Data records for software interfaces
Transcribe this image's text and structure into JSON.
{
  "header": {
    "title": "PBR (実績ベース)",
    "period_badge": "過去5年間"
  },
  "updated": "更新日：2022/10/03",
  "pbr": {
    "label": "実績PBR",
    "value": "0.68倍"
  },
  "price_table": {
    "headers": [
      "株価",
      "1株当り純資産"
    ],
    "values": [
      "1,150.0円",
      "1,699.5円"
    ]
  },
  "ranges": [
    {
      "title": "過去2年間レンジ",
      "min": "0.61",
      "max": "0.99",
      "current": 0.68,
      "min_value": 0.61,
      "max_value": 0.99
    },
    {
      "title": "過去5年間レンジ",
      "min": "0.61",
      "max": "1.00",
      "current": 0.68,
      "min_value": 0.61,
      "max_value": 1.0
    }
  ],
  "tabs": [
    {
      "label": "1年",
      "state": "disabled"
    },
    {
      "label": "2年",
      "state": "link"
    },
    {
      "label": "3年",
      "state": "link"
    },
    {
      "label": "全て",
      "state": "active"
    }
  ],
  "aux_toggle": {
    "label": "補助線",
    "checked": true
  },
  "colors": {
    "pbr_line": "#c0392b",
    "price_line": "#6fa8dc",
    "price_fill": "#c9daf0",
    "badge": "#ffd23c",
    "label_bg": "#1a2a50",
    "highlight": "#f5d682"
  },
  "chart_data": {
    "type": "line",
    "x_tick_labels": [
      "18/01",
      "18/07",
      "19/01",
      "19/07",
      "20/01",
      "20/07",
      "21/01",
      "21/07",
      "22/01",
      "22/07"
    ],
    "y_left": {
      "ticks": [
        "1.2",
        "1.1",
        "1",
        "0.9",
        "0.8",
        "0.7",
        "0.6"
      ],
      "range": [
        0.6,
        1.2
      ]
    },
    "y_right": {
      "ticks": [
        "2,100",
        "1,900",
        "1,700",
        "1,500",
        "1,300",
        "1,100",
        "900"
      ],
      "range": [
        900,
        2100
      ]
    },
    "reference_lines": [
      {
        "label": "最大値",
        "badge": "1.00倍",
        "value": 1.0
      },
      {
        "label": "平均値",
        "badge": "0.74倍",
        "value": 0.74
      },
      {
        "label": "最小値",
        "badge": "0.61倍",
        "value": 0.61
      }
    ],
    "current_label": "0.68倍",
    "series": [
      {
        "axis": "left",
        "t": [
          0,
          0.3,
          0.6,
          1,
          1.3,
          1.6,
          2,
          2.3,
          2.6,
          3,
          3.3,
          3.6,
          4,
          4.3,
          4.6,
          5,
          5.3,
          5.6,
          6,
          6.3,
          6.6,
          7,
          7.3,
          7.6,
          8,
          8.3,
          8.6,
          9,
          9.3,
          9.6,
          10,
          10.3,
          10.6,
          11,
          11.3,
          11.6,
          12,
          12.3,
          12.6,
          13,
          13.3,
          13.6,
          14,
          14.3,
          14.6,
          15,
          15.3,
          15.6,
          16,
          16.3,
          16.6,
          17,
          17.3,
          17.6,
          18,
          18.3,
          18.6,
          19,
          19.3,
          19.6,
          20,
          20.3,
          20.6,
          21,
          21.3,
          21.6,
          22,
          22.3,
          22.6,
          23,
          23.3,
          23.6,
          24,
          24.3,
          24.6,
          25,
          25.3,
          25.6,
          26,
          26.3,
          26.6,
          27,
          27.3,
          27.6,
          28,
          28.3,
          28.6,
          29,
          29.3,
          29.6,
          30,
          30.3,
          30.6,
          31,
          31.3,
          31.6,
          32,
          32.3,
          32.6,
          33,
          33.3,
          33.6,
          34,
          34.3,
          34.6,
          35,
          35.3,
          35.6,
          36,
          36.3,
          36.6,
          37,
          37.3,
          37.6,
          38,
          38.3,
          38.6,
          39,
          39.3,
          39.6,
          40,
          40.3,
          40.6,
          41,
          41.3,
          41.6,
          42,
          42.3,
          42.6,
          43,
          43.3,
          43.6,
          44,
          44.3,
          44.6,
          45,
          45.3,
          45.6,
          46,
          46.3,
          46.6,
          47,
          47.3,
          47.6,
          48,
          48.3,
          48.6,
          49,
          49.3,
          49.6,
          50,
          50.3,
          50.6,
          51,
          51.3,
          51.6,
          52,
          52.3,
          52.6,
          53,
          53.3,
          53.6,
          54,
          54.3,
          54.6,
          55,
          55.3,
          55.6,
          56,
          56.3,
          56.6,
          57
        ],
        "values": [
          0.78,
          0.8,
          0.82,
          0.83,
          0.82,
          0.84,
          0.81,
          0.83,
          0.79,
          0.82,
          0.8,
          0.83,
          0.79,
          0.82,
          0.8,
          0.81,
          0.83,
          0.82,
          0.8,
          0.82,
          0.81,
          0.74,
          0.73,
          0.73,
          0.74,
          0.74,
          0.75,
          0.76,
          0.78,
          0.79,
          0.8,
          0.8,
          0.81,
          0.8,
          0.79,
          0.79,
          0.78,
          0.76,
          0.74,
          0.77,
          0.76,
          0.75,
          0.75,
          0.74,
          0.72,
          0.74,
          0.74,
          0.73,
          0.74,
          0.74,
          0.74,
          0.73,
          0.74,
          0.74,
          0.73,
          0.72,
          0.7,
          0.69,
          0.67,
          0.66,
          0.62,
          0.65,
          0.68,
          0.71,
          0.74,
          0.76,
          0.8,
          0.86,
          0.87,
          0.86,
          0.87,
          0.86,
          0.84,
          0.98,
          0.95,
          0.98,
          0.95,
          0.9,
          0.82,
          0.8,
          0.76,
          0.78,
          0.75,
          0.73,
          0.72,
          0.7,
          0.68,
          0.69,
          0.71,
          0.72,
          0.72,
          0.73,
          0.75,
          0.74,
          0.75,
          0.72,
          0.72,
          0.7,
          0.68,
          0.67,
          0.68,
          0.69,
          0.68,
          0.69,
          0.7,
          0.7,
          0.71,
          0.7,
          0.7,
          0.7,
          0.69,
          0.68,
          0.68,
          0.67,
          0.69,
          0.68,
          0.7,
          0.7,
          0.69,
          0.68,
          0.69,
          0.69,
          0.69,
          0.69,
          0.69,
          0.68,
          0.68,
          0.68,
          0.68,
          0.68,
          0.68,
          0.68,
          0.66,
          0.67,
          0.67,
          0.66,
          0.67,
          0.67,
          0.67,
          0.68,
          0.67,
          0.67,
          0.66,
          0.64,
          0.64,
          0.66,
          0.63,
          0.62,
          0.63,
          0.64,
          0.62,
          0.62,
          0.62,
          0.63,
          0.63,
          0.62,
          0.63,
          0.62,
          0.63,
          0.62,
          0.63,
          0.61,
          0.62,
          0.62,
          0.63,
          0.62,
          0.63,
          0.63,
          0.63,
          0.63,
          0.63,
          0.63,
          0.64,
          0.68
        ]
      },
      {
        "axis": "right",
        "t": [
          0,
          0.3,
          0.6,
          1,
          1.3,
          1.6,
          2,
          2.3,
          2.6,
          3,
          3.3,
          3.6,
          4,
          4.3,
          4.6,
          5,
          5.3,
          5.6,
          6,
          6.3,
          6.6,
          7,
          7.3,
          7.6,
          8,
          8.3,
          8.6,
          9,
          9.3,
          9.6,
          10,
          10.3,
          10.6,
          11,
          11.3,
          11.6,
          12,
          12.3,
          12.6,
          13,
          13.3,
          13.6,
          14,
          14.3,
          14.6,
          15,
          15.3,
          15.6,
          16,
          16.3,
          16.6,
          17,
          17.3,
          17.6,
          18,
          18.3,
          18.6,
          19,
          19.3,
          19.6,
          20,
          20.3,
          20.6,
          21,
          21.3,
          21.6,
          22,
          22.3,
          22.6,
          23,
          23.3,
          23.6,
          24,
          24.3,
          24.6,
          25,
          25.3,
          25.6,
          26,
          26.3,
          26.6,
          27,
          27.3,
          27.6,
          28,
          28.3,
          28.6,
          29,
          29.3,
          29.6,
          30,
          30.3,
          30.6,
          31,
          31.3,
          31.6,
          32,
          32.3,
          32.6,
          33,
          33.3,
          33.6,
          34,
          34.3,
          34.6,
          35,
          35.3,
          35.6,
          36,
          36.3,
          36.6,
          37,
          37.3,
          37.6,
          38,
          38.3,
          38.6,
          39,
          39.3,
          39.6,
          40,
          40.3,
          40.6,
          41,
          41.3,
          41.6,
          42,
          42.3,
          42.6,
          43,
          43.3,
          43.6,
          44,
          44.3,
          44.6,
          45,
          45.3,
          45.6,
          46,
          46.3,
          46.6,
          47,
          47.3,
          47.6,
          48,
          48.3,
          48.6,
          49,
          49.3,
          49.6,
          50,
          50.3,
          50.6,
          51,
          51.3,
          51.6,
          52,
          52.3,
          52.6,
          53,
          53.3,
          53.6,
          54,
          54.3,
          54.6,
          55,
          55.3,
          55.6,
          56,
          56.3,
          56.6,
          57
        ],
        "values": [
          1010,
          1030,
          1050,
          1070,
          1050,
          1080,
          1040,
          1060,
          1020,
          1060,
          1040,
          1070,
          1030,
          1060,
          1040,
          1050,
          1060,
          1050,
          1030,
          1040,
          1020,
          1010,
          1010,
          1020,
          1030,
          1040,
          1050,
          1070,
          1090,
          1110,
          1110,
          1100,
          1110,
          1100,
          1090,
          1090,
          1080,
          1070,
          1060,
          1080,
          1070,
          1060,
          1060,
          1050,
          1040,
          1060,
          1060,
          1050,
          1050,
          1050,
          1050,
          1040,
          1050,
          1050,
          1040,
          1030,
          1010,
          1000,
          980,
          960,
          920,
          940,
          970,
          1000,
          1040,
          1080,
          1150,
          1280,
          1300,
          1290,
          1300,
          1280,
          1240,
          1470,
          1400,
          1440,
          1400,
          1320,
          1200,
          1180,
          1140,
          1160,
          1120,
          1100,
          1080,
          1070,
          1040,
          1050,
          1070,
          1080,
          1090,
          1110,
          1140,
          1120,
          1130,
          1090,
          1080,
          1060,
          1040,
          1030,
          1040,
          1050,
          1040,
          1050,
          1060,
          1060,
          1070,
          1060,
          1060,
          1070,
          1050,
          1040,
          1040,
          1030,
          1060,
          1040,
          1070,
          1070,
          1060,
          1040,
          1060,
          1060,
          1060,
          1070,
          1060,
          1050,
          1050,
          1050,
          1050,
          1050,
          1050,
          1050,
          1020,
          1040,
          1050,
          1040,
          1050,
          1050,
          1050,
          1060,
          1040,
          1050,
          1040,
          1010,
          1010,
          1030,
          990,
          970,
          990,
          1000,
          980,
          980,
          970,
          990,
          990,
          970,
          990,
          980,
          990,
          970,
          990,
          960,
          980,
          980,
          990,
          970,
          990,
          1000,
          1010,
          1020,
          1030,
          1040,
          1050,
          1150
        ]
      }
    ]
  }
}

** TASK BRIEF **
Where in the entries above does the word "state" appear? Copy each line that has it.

** TASK OUTPUT **
      "state": "disabled"
      "state": "link"
      "state": "link"
      "state": "active"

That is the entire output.